(EXERCISE MATERIALS)
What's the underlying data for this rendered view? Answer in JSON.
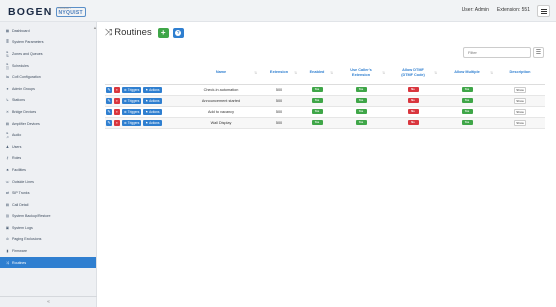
{
  "header": {
    "logo_main": "BOGEN",
    "logo_small": "PRODUCT",
    "logo_sub": "NYQUIST",
    "user_label": "User: Admin",
    "extension_label": "Extension: 551"
  },
  "sidebar": {
    "items": [
      {
        "label": "Dashboard",
        "icon": "▦"
      },
      {
        "label": "System Parameters",
        "icon": "≣"
      },
      {
        "label": "Zones and Queues",
        "icon": "▸ ⇅"
      },
      {
        "label": "Schedules",
        "icon": "▸ ◫"
      },
      {
        "label": "Cofl Configuration",
        "icon": "⇋"
      },
      {
        "label": "Admin Groups",
        "icon": "●"
      },
      {
        "label": "Stations",
        "icon": "↳"
      },
      {
        "label": "Bridge Devices",
        "icon": "✕"
      },
      {
        "label": "Amplifier Devices",
        "icon": "▤"
      },
      {
        "label": "Audio",
        "icon": "▸ ♫"
      },
      {
        "label": "Users",
        "icon": "♟"
      },
      {
        "label": "Roles",
        "icon": "⚷"
      },
      {
        "label": "Facilities",
        "icon": "♣"
      },
      {
        "label": "Outside Lines",
        "icon": "☏"
      },
      {
        "label": "SIP Trunks",
        "icon": "⇄"
      },
      {
        "label": "Call Detail",
        "icon": "▤"
      },
      {
        "label": "System Backup/Restore",
        "icon": "▥"
      },
      {
        "label": "System Logs",
        "icon": "▣"
      },
      {
        "label": "Paging Exclusions",
        "icon": "⊘"
      },
      {
        "label": "Firmware",
        "icon": "▮"
      },
      {
        "label": "Routines",
        "icon": "⤨",
        "active": true
      }
    ],
    "collapse_icon": "«"
  },
  "main": {
    "title": "Routines",
    "add_label": "+",
    "help_label": "?",
    "filter_placeholder": "Filter"
  },
  "table": {
    "columns": [
      "Name",
      "Extension",
      "Enabled",
      "Use Caller's Extension",
      "Allow DTMF (DTMF Code)",
      "Allow Multiple",
      "Description"
    ],
    "triggers_label": "Triggers",
    "actions_label": "Actions",
    "yes_label": "Yes",
    "no_label": "No",
    "show_label": "Show",
    "rows": [
      {
        "name": "Check-in automation",
        "extension": "500",
        "enabled": "Yes",
        "use_caller": "Yes",
        "allow_dtmf": "No",
        "allow_multiple": "Yes",
        "description": "Show"
      },
      {
        "name": "Announcement started",
        "extension": "500",
        "enabled": "Yes",
        "use_caller": "Yes",
        "allow_dtmf": "No",
        "allow_multiple": "Yes",
        "description": "Show"
      },
      {
        "name": "Add to vacancy",
        "extension": "500",
        "enabled": "Yes",
        "use_caller": "Yes",
        "allow_dtmf": "No",
        "allow_multiple": "Yes",
        "description": "Show"
      },
      {
        "name": "Wall Display",
        "extension": "500",
        "enabled": "Yes",
        "use_caller": "Yes",
        "allow_dtmf": "No",
        "allow_multiple": "Yes",
        "description": "Show"
      }
    ]
  },
  "colors": {
    "accent": "#2f7fd0",
    "yes": "#3fa648",
    "no": "#d9363e",
    "sidebar_bg": "#eef0f3"
  }
}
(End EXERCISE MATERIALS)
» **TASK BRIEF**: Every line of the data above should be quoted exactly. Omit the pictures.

» **ANSWER**:
What's the underlying data for this rendered view? Answer in JSON.
{
  "header": {
    "logo_main": "BOGEN",
    "logo_small": "PRODUCT",
    "logo_sub": "NYQUIST",
    "user_label": "User: Admin",
    "extension_label": "Extension: 551"
  },
  "sidebar": {
    "items": [
      {
        "label": "Dashboard",
        "icon": "▦"
      },
      {
        "label": "System Parameters",
        "icon": "≣"
      },
      {
        "label": "Zones and Queues",
        "icon": "▸ ⇅"
      },
      {
        "label": "Schedules",
        "icon": "▸ ◫"
      },
      {
        "label": "Cofl Configuration",
        "icon": "⇋"
      },
      {
        "label": "Admin Groups",
        "icon": "●"
      },
      {
        "label": "Stations",
        "icon": "↳"
      },
      {
        "label": "Bridge Devices",
        "icon": "✕"
      },
      {
        "label": "Amplifier Devices",
        "icon": "▤"
      },
      {
        "label": "Audio",
        "icon": "▸ ♫"
      },
      {
        "label": "Users",
        "icon": "♟"
      },
      {
        "label": "Roles",
        "icon": "⚷"
      },
      {
        "label": "Facilities",
        "icon": "♣"
      },
      {
        "label": "Outside Lines",
        "icon": "☏"
      },
      {
        "label": "SIP Trunks",
        "icon": "⇄"
      },
      {
        "label": "Call Detail",
        "icon": "▤"
      },
      {
        "label": "System Backup/Restore",
        "icon": "▥"
      },
      {
        "label": "System Logs",
        "icon": "▣"
      },
      {
        "label": "Paging Exclusions",
        "icon": "⊘"
      },
      {
        "label": "Firmware",
        "icon": "▮"
      },
      {
        "label": "Routines",
        "icon": "⤨",
        "active": true
      }
    ],
    "collapse_icon": "«"
  },
  "main": {
    "title": "Routines",
    "add_label": "+",
    "help_label": "?",
    "filter_placeholder": "Filter"
  },
  "table": {
    "columns": [
      "Name",
      "Extension",
      "Enabled",
      "Use Caller's Extension",
      "Allow DTMF (DTMF Code)",
      "Allow Multiple",
      "Description"
    ],
    "triggers_label": "Triggers",
    "actions_label": "Actions",
    "yes_label": "Yes",
    "no_label": "No",
    "show_label": "Show",
    "rows": [
      {
        "name": "Check-in automation",
        "extension": "500",
        "enabled": "Yes",
        "use_caller": "Yes",
        "allow_dtmf": "No",
        "allow_multiple": "Yes",
        "description": "Show"
      },
      {
        "name": "Announcement started",
        "extension": "500",
        "enabled": "Yes",
        "use_caller": "Yes",
        "allow_dtmf": "No",
        "allow_multiple": "Yes",
        "description": "Show"
      },
      {
        "name": "Add to vacancy",
        "extension": "500",
        "enabled": "Yes",
        "use_caller": "Yes",
        "allow_dtmf": "No",
        "allow_multiple": "Yes",
        "description": "Show"
      },
      {
        "name": "Wall Display",
        "extension": "500",
        "enabled": "Yes",
        "use_caller": "Yes",
        "allow_dtmf": "No",
        "allow_multiple": "Yes",
        "description": "Show"
      }
    ]
  },
  "colors": {
    "accent": "#2f7fd0",
    "yes": "#3fa648",
    "no": "#d9363e",
    "sidebar_bg": "#eef0f3"
  }
}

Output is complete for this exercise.